» Entries taken from a collection:
######

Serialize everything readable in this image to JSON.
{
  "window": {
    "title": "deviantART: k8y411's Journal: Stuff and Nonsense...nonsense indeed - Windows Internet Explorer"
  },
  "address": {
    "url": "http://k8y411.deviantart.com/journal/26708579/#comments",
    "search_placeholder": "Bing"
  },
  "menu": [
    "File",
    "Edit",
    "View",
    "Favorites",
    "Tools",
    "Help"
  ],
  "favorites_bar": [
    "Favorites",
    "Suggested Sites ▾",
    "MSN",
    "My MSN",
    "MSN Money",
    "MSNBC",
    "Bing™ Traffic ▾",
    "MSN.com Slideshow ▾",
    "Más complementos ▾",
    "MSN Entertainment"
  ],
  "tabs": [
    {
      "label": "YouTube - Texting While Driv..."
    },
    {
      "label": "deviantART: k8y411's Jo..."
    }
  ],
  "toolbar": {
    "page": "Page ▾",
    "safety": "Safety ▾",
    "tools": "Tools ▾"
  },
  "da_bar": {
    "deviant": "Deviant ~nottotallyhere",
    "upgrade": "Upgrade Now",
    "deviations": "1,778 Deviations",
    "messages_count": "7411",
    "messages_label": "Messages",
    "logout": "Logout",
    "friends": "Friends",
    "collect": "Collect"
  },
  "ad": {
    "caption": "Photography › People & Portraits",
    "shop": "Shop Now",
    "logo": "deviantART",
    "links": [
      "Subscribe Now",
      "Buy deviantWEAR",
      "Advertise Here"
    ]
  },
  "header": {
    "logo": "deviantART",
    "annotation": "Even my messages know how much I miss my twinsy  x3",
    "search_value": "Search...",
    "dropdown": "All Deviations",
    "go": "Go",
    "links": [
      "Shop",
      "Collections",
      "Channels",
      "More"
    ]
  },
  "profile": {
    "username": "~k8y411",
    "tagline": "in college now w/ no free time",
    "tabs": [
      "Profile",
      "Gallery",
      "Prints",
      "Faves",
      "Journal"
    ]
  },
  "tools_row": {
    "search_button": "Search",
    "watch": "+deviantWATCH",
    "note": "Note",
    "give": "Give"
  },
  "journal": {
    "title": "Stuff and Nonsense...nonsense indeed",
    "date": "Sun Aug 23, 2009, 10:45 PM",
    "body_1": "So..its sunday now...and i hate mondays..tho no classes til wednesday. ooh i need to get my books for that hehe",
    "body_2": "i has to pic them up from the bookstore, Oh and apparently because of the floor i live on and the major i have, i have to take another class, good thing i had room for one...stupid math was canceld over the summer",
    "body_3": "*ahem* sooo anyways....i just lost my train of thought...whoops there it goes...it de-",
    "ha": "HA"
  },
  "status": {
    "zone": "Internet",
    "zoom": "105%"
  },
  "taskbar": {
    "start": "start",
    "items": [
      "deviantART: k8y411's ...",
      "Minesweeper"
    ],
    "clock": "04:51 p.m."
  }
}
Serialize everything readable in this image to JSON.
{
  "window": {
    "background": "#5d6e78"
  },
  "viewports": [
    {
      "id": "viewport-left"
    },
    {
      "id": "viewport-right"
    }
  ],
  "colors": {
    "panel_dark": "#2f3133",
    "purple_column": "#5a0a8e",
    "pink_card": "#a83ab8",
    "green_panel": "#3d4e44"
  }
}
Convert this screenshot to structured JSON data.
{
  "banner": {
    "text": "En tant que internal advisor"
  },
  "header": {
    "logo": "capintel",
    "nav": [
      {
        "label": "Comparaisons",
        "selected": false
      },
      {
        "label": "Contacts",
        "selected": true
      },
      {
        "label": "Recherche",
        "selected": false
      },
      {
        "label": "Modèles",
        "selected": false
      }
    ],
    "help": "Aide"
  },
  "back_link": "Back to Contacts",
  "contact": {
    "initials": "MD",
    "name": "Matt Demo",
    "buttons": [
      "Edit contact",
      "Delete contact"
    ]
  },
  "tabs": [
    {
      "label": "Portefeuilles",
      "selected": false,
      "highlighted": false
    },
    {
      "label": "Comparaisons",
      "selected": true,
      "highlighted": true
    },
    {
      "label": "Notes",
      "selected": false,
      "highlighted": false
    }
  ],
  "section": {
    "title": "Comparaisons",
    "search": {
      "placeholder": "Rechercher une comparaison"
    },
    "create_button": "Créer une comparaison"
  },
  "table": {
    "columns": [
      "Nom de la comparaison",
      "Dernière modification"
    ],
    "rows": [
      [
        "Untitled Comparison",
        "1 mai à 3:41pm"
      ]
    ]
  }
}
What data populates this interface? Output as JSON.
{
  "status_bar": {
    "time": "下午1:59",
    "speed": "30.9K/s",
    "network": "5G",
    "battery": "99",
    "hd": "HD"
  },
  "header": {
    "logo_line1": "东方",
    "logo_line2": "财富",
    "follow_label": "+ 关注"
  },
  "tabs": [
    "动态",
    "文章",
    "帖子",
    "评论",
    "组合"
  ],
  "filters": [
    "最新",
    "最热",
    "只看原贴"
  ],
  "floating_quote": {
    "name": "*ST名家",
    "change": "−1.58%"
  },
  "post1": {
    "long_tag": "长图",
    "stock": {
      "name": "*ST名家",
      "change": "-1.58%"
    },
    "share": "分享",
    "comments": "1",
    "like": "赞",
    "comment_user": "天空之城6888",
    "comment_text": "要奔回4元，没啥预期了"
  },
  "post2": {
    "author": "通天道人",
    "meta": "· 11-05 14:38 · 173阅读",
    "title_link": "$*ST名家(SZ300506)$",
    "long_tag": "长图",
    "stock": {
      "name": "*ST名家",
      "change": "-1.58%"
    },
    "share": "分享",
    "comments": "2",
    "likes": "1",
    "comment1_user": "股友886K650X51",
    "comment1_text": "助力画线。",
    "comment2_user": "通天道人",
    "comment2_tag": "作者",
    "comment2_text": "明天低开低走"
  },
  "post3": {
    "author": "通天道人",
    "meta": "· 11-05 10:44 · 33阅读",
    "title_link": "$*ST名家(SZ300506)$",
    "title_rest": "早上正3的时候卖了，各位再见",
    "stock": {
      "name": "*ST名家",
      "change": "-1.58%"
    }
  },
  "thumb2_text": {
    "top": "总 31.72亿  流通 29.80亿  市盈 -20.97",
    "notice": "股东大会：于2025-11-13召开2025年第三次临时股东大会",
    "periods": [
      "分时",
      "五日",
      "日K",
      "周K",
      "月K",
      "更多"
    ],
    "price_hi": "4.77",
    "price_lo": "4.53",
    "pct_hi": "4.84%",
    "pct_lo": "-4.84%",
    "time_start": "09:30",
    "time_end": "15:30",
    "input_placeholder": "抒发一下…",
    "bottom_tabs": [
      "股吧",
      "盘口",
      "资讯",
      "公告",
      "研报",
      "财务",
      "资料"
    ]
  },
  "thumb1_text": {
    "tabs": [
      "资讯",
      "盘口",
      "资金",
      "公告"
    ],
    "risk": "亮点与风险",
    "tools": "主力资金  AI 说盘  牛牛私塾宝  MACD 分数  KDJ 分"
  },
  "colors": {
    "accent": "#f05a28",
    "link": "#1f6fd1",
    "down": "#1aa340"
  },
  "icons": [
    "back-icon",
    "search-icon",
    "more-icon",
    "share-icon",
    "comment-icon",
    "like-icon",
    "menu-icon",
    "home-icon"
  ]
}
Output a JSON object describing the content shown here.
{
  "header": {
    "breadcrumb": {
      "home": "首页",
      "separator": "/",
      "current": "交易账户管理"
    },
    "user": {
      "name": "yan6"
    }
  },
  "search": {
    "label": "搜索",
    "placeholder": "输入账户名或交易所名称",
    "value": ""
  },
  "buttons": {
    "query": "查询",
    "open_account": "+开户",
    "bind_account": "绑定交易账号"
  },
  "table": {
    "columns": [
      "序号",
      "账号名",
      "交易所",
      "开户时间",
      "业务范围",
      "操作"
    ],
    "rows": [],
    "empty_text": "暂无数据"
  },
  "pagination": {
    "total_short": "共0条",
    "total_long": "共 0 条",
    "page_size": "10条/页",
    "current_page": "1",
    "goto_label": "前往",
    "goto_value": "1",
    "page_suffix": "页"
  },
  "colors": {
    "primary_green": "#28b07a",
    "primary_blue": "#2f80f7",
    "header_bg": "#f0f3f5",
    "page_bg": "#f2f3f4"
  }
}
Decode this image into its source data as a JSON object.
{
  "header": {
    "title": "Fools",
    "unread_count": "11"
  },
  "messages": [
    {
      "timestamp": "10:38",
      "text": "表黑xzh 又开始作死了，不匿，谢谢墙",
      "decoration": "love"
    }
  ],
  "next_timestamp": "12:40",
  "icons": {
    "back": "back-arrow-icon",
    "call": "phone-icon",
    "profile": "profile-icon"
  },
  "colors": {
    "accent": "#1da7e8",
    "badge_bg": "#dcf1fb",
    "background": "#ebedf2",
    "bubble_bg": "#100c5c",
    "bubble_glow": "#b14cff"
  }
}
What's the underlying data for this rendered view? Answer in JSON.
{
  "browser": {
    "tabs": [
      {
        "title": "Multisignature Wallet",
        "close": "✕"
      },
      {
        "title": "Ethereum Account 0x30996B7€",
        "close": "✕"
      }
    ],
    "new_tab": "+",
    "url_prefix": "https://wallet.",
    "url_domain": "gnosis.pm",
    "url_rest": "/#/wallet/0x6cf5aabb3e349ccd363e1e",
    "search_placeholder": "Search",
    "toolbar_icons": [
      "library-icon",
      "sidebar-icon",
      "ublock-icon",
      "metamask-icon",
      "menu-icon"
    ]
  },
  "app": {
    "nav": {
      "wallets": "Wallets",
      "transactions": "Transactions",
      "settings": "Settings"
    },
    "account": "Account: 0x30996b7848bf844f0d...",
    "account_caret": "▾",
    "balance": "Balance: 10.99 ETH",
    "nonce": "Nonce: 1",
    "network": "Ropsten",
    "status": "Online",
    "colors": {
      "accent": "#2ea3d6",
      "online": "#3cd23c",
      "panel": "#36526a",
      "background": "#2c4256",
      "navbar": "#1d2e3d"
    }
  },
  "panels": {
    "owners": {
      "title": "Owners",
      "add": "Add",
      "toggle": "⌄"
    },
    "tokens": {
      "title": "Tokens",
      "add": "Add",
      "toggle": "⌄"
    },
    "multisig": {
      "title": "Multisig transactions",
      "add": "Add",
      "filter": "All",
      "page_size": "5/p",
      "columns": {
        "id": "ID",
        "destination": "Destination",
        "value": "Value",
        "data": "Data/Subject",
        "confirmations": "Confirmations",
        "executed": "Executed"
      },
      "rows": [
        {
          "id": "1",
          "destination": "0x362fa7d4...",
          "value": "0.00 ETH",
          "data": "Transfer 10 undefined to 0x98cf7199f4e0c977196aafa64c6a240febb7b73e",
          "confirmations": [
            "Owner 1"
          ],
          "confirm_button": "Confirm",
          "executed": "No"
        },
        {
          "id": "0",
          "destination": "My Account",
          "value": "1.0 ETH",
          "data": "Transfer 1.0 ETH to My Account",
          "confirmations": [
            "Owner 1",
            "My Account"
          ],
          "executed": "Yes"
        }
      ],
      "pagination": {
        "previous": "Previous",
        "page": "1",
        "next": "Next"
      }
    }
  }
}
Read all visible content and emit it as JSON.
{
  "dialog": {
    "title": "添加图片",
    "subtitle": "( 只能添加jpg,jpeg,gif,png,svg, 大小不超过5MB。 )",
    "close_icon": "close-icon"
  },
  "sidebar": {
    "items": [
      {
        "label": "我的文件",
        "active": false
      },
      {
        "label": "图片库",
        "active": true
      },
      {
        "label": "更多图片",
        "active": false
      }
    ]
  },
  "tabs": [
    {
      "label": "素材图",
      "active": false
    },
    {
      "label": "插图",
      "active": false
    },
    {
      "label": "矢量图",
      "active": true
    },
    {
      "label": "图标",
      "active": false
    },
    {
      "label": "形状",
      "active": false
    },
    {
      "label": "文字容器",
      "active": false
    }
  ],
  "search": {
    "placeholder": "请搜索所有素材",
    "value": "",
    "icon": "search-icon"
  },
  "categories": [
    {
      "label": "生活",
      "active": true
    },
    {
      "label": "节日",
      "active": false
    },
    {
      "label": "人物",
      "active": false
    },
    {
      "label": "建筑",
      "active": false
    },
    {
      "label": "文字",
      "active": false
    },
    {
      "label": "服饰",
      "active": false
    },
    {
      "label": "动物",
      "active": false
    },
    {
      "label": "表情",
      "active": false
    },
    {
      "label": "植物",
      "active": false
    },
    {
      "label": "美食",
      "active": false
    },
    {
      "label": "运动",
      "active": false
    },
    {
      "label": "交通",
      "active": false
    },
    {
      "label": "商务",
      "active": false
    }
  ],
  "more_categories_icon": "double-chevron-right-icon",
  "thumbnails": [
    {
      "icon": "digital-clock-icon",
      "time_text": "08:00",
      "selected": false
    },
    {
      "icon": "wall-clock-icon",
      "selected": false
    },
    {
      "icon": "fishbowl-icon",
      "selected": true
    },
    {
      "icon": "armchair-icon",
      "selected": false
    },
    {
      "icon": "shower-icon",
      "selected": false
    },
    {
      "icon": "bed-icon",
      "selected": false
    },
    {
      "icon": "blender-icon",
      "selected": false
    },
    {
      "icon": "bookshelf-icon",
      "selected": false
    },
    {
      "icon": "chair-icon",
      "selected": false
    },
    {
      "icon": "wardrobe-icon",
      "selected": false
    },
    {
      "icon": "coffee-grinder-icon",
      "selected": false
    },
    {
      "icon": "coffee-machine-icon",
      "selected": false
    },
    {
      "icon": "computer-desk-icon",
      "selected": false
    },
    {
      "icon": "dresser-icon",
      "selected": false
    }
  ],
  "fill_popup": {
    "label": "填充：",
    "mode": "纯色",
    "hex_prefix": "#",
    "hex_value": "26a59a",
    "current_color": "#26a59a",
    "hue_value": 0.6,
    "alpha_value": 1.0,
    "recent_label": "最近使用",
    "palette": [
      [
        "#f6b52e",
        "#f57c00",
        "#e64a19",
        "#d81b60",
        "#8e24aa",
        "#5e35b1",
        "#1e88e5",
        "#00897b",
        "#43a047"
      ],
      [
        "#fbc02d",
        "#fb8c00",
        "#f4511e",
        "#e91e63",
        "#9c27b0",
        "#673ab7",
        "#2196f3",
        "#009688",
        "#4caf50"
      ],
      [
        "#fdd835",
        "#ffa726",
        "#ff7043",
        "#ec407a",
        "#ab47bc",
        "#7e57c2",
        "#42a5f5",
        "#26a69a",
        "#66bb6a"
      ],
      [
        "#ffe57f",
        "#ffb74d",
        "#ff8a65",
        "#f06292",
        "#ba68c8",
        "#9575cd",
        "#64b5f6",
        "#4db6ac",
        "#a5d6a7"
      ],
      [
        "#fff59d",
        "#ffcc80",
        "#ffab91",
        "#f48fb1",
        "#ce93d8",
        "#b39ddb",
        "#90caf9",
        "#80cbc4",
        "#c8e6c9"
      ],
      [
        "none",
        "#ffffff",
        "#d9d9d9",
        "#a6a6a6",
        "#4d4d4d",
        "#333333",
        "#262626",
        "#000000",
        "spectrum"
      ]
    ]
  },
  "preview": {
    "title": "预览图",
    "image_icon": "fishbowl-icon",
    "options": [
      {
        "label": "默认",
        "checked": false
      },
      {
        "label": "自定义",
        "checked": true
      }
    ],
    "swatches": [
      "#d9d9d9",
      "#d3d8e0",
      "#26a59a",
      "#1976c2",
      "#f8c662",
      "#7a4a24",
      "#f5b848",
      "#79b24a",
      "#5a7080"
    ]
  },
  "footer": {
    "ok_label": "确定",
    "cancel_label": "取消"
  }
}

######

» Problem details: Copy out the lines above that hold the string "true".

» Response to the exercise:
        "selected": true
      "selected": true,
      "highlighted": true
        "active": true
      "active": true
      "active": true
      "selected": true
        "checked": true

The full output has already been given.